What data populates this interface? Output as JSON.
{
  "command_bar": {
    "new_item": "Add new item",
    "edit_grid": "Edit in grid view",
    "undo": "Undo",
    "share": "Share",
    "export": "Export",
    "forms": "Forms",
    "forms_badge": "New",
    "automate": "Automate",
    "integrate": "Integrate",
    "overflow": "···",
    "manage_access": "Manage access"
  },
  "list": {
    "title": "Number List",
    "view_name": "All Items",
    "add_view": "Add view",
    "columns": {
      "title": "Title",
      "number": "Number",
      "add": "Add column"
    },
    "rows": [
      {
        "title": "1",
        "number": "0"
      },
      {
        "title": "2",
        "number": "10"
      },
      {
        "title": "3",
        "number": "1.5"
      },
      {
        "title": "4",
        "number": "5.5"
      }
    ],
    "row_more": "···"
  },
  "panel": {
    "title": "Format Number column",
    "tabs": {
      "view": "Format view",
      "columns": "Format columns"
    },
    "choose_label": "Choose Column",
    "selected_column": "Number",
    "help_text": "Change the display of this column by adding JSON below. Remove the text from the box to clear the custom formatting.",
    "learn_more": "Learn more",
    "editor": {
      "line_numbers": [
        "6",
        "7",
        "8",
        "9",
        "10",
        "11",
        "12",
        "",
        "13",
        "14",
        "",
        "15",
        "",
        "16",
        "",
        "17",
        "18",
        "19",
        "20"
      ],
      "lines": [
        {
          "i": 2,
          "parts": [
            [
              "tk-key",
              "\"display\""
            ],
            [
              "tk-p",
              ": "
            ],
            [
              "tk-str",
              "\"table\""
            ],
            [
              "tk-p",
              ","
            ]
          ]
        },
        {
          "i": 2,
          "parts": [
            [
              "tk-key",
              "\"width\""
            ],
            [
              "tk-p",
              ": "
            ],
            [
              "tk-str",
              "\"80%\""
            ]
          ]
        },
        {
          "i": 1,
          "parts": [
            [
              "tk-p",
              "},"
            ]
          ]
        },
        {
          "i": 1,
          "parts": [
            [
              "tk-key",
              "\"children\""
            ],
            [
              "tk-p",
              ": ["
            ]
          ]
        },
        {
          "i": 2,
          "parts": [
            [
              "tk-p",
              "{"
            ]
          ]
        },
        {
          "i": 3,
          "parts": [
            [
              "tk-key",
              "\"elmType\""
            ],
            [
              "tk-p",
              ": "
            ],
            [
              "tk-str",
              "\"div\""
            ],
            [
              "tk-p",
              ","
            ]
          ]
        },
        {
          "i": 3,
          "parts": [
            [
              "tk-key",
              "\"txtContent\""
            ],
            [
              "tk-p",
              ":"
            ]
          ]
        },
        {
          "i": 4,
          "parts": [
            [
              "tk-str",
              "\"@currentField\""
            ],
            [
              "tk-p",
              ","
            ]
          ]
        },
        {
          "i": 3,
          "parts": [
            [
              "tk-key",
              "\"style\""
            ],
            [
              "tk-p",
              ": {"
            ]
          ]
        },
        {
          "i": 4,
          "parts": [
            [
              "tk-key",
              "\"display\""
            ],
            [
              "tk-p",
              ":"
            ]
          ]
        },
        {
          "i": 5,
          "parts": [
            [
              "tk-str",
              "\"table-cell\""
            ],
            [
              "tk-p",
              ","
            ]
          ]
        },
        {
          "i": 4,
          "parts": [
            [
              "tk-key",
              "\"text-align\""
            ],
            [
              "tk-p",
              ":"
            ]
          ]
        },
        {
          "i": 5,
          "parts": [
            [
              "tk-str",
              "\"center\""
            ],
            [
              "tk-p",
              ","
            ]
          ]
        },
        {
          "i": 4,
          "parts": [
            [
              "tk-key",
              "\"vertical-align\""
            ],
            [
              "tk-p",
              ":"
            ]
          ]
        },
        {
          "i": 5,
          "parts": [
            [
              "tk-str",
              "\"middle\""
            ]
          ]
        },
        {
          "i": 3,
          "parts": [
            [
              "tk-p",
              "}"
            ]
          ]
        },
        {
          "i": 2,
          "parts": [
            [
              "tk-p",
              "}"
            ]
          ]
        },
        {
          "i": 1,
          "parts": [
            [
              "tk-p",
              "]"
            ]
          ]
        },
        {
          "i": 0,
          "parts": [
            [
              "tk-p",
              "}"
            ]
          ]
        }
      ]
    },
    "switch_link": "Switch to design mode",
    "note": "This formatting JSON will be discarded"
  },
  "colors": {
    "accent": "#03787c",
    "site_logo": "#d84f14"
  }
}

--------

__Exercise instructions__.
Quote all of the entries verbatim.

__Your response__.
What data populates this interface? Output as JSON.
{
  "command_bar": {
    "new_item": "Add new item",
    "edit_grid": "Edit in grid view",
    "undo": "Undo",
    "share": "Share",
    "export": "Export",
    "forms": "Forms",
    "forms_badge": "New",
    "automate": "Automate",
    "integrate": "Integrate",
    "overflow": "···",
    "manage_access": "Manage access"
  },
  "list": {
    "title": "Number List",
    "view_name": "All Items",
    "add_view": "Add view",
    "columns": {
      "title": "Title",
      "number": "Number",
      "add": "Add column"
    },
    "rows": [
      {
        "title": "1",
        "number": "0"
      },
      {
        "title": "2",
        "number": "10"
      },
      {
        "title": "3",
        "number": "1.5"
      },
      {
        "title": "4",
        "number": "5.5"
      }
    ],
    "row_more": "···"
  },
  "panel": {
    "title": "Format Number column",
    "tabs": {
      "view": "Format view",
      "columns": "Format columns"
    },
    "choose_label": "Choose Column",
    "selected_column": "Number",
    "help_text": "Change the display of this column by adding JSON below. Remove the text from the box to clear the custom formatting.",
    "learn_more": "Learn more",
    "editor": {
      "line_numbers": [
        "6",
        "7",
        "8",
        "9",
        "10",
        "11",
        "12",
        "",
        "13",
        "14",
        "",
        "15",
        "",
        "16",
        "",
        "17",
        "18",
        "19",
        "20"
      ],
      "lines": [
        {
          "i": 2,
          "parts": [
            [
              "tk-key",
              "\"display\""
            ],
            [
              "tk-p",
              ": "
            ],
            [
              "tk-str",
              "\"table\""
            ],
            [
              "tk-p",
              ","
            ]
          ]
        },
        {
          "i": 2,
          "parts": [
            [
              "tk-key",
              "\"width\""
            ],
            [
              "tk-p",
              ": "
            ],
            [
              "tk-str",
              "\"80%\""
            ]
          ]
        },
        {
          "i": 1,
          "parts": [
            [
              "tk-p",
              "},"
            ]
          ]
        },
        {
          "i": 1,
          "parts": [
            [
              "tk-key",
              "\"children\""
            ],
            [
              "tk-p",
              ": ["
            ]
          ]
        },
        {
          "i": 2,
          "parts": [
            [
              "tk-p",
              "{"
            ]
          ]
        },
        {
          "i": 3,
          "parts": [
            [
              "tk-key",
              "\"elmType\""
            ],
            [
              "tk-p",
              ": "
            ],
            [
              "tk-str",
              "\"div\""
            ],
            [
              "tk-p",
              ","
            ]
          ]
        },
        {
          "i": 3,
          "parts": [
            [
              "tk-key",
              "\"txtContent\""
            ],
            [
              "tk-p",
              ":"
            ]
          ]
        },
        {
          "i": 4,
          "parts": [
            [
              "tk-str",
              "\"@currentField\""
            ],
            [
              "tk-p",
              ","
            ]
          ]
        },
        {
          "i": 3,
          "parts": [
            [
              "tk-key",
              "\"style\""
            ],
            [
              "tk-p",
              ": {"
            ]
          ]
        },
        {
          "i": 4,
          "parts": [
            [
              "tk-key",
              "\"display\""
            ],
            [
              "tk-p",
              ":"
            ]
          ]
        },
        {
          "i": 5,
          "parts": [
            [
              "tk-str",
              "\"table-cell\""
            ],
            [
              "tk-p",
              ","
            ]
          ]
        },
        {
          "i": 4,
          "parts": [
            [
              "tk-key",
              "\"text-align\""
            ],
            [
              "tk-p",
              ":"
            ]
          ]
        },
        {
          "i": 5,
          "parts": [
            [
              "tk-str",
              "\"center\""
            ],
            [
              "tk-p",
              ","
            ]
          ]
        },
        {
          "i": 4,
          "parts": [
            [
              "tk-key",
              "\"vertical-align\""
            ],
            [
              "tk-p",
              ":"
            ]
          ]
        },
        {
          "i": 5,
          "parts": [
            [
              "tk-str",
              "\"middle\""
            ]
          ]
        },
        {
          "i": 3,
          "parts": [
            [
              "tk-p",
              "}"
            ]
          ]
        },
        {
          "i": 2,
          "parts": [
            [
              "tk-p",
              "}"
            ]
          ]
        },
        {
          "i": 1,
          "parts": [
            [
              "tk-p",
              "]"
            ]
          ]
        },
        {
          "i": 0,
          "parts": [
            [
              "tk-p",
              "}"
            ]
          ]
        }
      ]
    },
    "switch_link": "Switch to design mode",
    "note": "This formatting JSON will be discarded"
  },
  "colors": {
    "accent": "#03787c",
    "site_logo": "#d84f14"
  }
}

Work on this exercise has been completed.